(Data supplied)
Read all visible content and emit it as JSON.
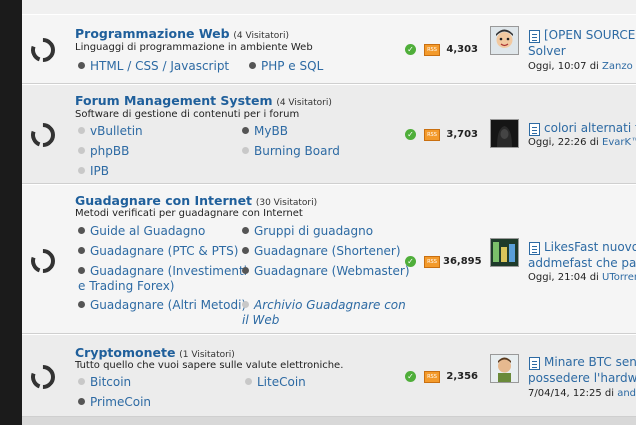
{
  "forums": [
    {
      "title": "Programmazione Web",
      "visitors": "(4 Visitatori)",
      "description": "Linguaggi di programmazione in ambiente Web",
      "subforums": [
        "HTML / CSS / Javascript",
        "PHP e SQL"
      ],
      "count": "4,303",
      "last_post": {
        "title_line1": "[OPEN SOURCE]",
        "title_line2": "Solver",
        "date": "Oggi, 10:07 di",
        "user": "Zanzo"
      }
    },
    {
      "title": "Forum Management System",
      "visitors": "(4 Visitatori)",
      "description": "Software di gestione di contenuti per i forum",
      "subforums": [
        "vBulletin",
        "MyBB",
        "phpBB",
        "Burning Board",
        "IPB"
      ],
      "count": "3,703",
      "last_post": {
        "title_line1": "colori alternati f",
        "date": "Oggi, 22:26 di",
        "user": "EvarK™"
      }
    },
    {
      "title": "Guadagnare con Internet",
      "visitors": "(30 Visitatori)",
      "description": "Metodi verificati per guadagnare con Internet",
      "subforums": [
        "Guide al Guadagno",
        "Gruppi di guadagno",
        "Guadagnare (PTC & PTS)",
        "Guadagnare (Shortener)",
        "Guadagnare (Investimenti e Trading Forex)",
        "Guadagnare (Webmaster)",
        "Guadagnare (Altri Metodi)",
        "Archivio Guadagnare con il Web"
      ],
      "count": "36,895",
      "last_post": {
        "title_line1": "LikesFast nuovo",
        "title_line2": "addmefast che pag",
        "date": "Oggi, 21:04 di",
        "user": "UTorren"
      }
    },
    {
      "title": "Cryptomonete",
      "visitors": "(1 Visitatori)",
      "description": "Tutto quello che vuoi sapere sulle valute elettroniche.",
      "subforums": [
        "Bitcoin",
        "LiteCoin",
        "PrimeCoin"
      ],
      "count": "2,356",
      "last_post": {
        "title_line1": "Minare BTC sen",
        "title_line2": "possedere l'hardwa",
        "date": "7/04/14, 12:25 di",
        "user": "andr"
      }
    }
  ],
  "icons": {
    "status": "check-icon",
    "feed": "rss-icon",
    "forum": "forum-status-icon",
    "post": "post-icon"
  },
  "colors": {
    "link": "#2d6aa3",
    "title": "#1f5f9b",
    "check": "#4fae3a",
    "rss": "#f39a2b"
  }
}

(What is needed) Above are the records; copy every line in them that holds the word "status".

(Exercise response)
    "status": "check-icon",
    "forum": "forum-status-icon",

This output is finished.